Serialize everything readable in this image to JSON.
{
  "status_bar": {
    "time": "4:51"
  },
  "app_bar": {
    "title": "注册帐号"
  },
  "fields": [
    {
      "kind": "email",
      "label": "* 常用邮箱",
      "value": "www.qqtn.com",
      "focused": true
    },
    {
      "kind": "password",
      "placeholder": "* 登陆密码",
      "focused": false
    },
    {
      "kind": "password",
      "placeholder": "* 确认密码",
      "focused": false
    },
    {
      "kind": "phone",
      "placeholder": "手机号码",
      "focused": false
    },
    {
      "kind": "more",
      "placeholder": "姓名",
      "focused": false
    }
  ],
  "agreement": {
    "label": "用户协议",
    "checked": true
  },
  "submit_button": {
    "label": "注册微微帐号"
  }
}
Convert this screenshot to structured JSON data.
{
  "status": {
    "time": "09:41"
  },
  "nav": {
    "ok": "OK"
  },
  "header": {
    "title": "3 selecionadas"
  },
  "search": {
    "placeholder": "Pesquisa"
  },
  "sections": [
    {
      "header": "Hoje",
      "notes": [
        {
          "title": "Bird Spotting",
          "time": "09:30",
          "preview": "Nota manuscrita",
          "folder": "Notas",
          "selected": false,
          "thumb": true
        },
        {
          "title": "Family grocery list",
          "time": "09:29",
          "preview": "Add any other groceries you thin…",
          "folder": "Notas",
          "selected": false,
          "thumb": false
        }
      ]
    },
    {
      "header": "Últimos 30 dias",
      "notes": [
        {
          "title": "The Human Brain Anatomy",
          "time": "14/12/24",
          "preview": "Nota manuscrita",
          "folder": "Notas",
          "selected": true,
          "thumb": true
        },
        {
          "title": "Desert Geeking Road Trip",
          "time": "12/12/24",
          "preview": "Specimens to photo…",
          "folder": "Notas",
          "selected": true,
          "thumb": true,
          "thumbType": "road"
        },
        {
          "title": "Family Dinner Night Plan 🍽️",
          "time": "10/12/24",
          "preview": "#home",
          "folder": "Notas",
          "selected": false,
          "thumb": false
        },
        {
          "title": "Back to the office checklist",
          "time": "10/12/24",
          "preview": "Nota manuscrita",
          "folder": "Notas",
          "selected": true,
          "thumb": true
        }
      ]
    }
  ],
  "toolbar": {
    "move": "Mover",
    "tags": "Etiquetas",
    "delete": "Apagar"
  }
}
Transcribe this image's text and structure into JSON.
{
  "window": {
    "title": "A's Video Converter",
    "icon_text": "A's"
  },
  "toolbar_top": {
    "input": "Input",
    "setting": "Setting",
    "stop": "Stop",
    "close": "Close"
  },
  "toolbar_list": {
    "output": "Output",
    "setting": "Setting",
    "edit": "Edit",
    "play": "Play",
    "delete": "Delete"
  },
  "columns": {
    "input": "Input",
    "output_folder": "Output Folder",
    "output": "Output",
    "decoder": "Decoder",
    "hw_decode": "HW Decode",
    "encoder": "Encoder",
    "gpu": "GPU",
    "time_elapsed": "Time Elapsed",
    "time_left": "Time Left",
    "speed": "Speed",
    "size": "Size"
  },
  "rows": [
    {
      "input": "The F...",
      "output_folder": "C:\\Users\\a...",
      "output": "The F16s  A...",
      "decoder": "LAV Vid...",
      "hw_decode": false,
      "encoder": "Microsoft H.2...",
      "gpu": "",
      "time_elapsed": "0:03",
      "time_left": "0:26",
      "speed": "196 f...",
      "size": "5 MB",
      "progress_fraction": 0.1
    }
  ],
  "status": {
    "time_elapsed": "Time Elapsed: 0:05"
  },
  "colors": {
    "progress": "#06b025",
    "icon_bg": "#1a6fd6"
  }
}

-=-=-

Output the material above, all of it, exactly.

■ **Completed task**
Serialize everything readable in this image to JSON.
{
  "status_bar": {
    "time": "4:51"
  },
  "app_bar": {
    "title": "注册帐号"
  },
  "fields": [
    {
      "kind": "email",
      "label": "* 常用邮箱",
      "value": "www.qqtn.com",
      "focused": true
    },
    {
      "kind": "password",
      "placeholder": "* 登陆密码",
      "focused": false
    },
    {
      "kind": "password",
      "placeholder": "* 确认密码",
      "focused": false
    },
    {
      "kind": "phone",
      "placeholder": "手机号码",
      "focused": false
    },
    {
      "kind": "more",
      "placeholder": "姓名",
      "focused": false
    }
  ],
  "agreement": {
    "label": "用户协议",
    "checked": true
  },
  "submit_button": {
    "label": "注册微微帐号"
  }
}
Convert this screenshot to structured JSON data.
{
  "status": {
    "time": "09:41"
  },
  "nav": {
    "ok": "OK"
  },
  "header": {
    "title": "3 selecionadas"
  },
  "search": {
    "placeholder": "Pesquisa"
  },
  "sections": [
    {
      "header": "Hoje",
      "notes": [
        {
          "title": "Bird Spotting",
          "time": "09:30",
          "preview": "Nota manuscrita",
          "folder": "Notas",
          "selected": false,
          "thumb": true
        },
        {
          "title": "Family grocery list",
          "time": "09:29",
          "preview": "Add any other groceries you thin…",
          "folder": "Notas",
          "selected": false,
          "thumb": false
        }
      ]
    },
    {
      "header": "Últimos 30 dias",
      "notes": [
        {
          "title": "The Human Brain Anatomy",
          "time": "14/12/24",
          "preview": "Nota manuscrita",
          "folder": "Notas",
          "selected": true,
          "thumb": true
        },
        {
          "title": "Desert Geeking Road Trip",
          "time": "12/12/24",
          "preview": "Specimens to photo…",
          "folder": "Notas",
          "selected": true,
          "thumb": true,
          "thumbType": "road"
        },
        {
          "title": "Family Dinner Night Plan 🍽️",
          "time": "10/12/24",
          "preview": "#home",
          "folder": "Notas",
          "selected": false,
          "thumb": false
        },
        {
          "title": "Back to the office checklist",
          "time": "10/12/24",
          "preview": "Nota manuscrita",
          "folder": "Notas",
          "selected": true,
          "thumb": true
        }
      ]
    }
  ],
  "toolbar": {
    "move": "Mover",
    "tags": "Etiquetas",
    "delete": "Apagar"
  }
}
Transcribe this image's text and structure into JSON.
{
  "window": {
    "title": "A's Video Converter",
    "icon_text": "A's"
  },
  "toolbar_top": {
    "input": "Input",
    "setting": "Setting",
    "stop": "Stop",
    "close": "Close"
  },
  "toolbar_list": {
    "output": "Output",
    "setting": "Setting",
    "edit": "Edit",
    "play": "Play",
    "delete": "Delete"
  },
  "columns": {
    "input": "Input",
    "output_folder": "Output Folder",
    "output": "Output",
    "decoder": "Decoder",
    "hw_decode": "HW Decode",
    "encoder": "Encoder",
    "gpu": "GPU",
    "time_elapsed": "Time Elapsed",
    "time_left": "Time Left",
    "speed": "Speed",
    "size": "Size"
  },
  "rows": [
    {
      "input": "The F...",
      "output_folder": "C:\\Users\\a...",
      "output": "The F16s  A...",
      "decoder": "LAV Vid...",
      "hw_decode": false,
      "encoder": "Microsoft H.2...",
      "gpu": "",
      "time_elapsed": "0:03",
      "time_left": "0:26",
      "speed": "196 f...",
      "size": "5 MB",
      "progress_fraction": 0.1
    }
  ],
  "status": {
    "time_elapsed": "Time Elapsed: 0:05"
  },
  "colors": {
    "progress": "#06b025",
    "icon_bg": "#1a6fd6"
  }
}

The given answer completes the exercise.